- Task item:
A single number is needed: how many lines of the data hold the word "JSON".

(Items from a dataset)
[Start of section]
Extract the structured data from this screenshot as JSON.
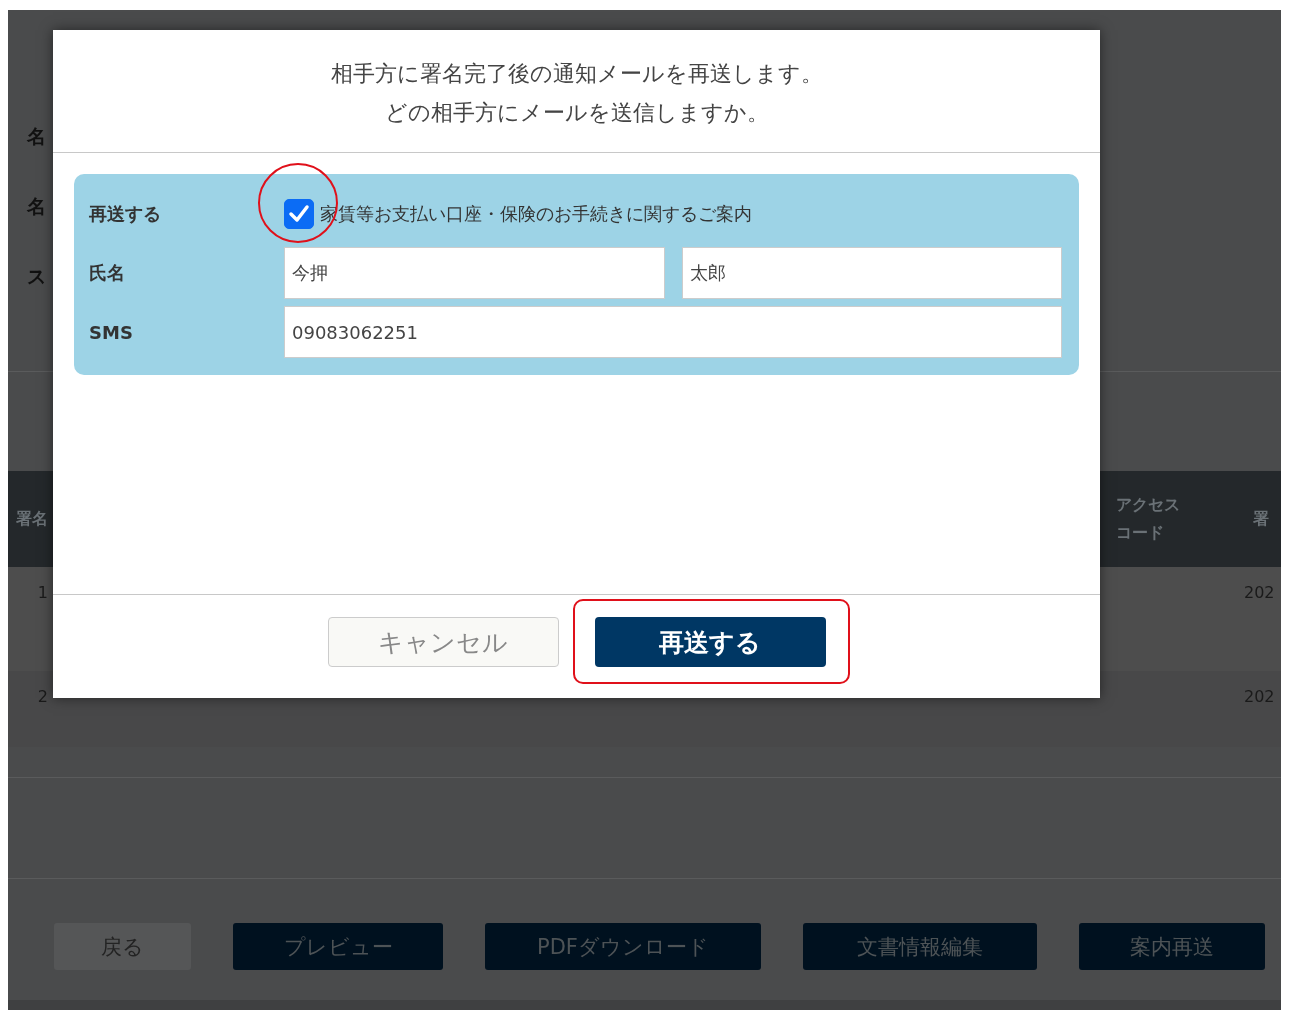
{
  "background": {
    "field_labels": [
      "名",
      "名",
      "ス"
    ],
    "table": {
      "columns": [
        "署名",
        "アクセスコード",
        "署"
      ],
      "rows": [
        {
          "number": "1",
          "date": "202"
        },
        {
          "number": "2",
          "date": "202"
        }
      ]
    },
    "buttons": [
      {
        "label": "戻る",
        "kind": "secondary"
      },
      {
        "label": "プレビュー",
        "kind": "primary"
      },
      {
        "label": "PDFダウンロード",
        "kind": "primary"
      },
      {
        "label": "文書情報編集",
        "kind": "primary"
      },
      {
        "label": "案内再送",
        "kind": "primary"
      }
    ]
  },
  "dialog": {
    "message": [
      "相手方に署名完了後の通知メールを再送します。",
      "どの相手方にメールを送信しますか。"
    ],
    "recipient": {
      "resend_label": "再送する",
      "checked": true,
      "document": "家賃等お支払い口座・保険のお手続きに関するご案内",
      "name_label": "氏名",
      "last_name": "今押",
      "first_name": "太郎",
      "sms_label": "SMS",
      "sms": "09083062251"
    },
    "buttons": [
      {
        "label": "キャンセル",
        "kind": "secondary"
      },
      {
        "label": "再送する",
        "kind": "primary",
        "highlighted": true
      }
    ]
  }
}
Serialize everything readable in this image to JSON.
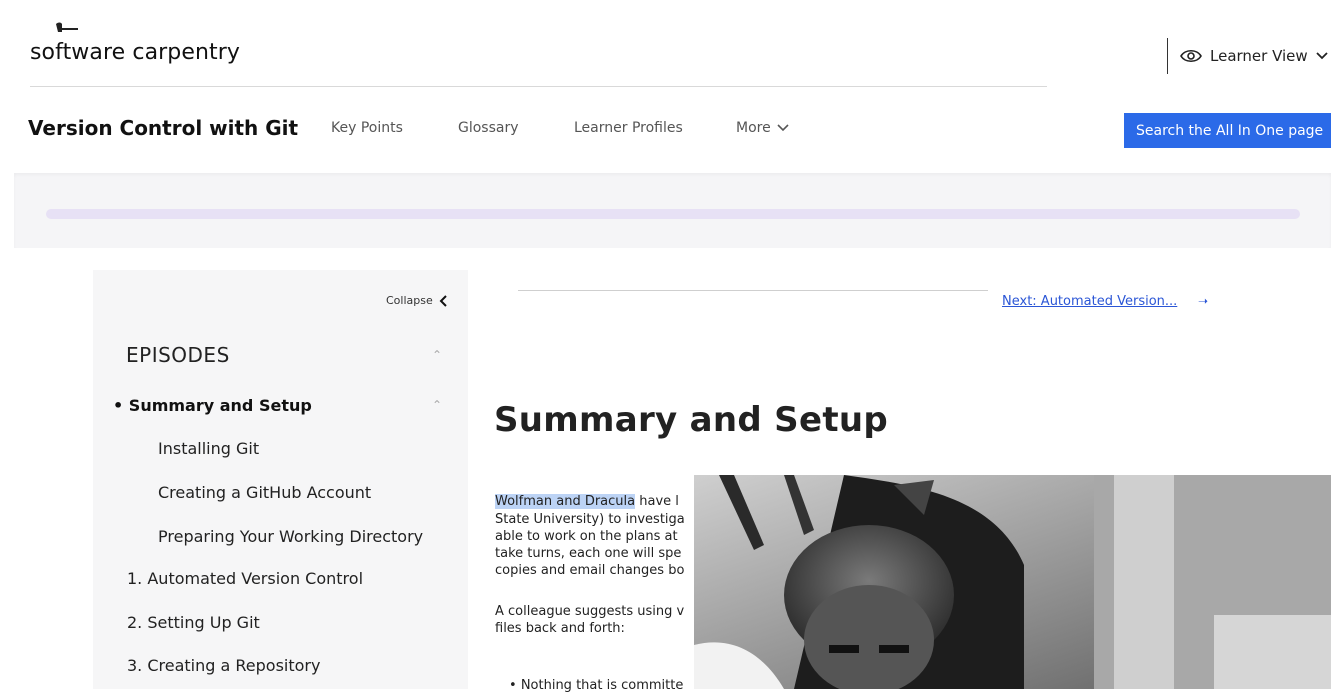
{
  "header": {
    "logo_text": "software carpentry",
    "learner_view_label": "Learner View"
  },
  "lesson_nav": {
    "title": "Version Control with Git",
    "links": [
      "Key Points",
      "Glossary",
      "Learner Profiles"
    ],
    "more_label": "More",
    "search_label": "Search the All In One page"
  },
  "progress": {
    "fraction": 0
  },
  "sidebar": {
    "collapse_label": "Collapse",
    "episodes_header": "EPISODES",
    "current_episode": "Summary and Setup",
    "sub_items": [
      "Installing Git",
      "Creating a GitHub Account",
      "Preparing Your Working Directory"
    ],
    "episodes": [
      "1. Automated Version Control",
      "2. Setting Up Git",
      "3. Creating a Repository"
    ]
  },
  "main": {
    "next_link": "Next: Automated Version...",
    "title": "Summary and Setup",
    "para1_highlight": "Wolfman and Dracula",
    "para1_lines": [
      " have l",
      "State University) to investiga",
      "able to work on the plans at",
      "take turns, each one will spe",
      "copies and email changes bo"
    ],
    "para2_lines": [
      "A colleague suggests using v",
      "files back and forth:"
    ],
    "bullet_text": "Nothing that is committe"
  },
  "colors": {
    "accent_blue": "#2b6ae8",
    "link_blue": "#2b56d6",
    "progress_track": "#e7e1f5",
    "progress_fill": "#c4b7ef"
  }
}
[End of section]
- Answer area:
2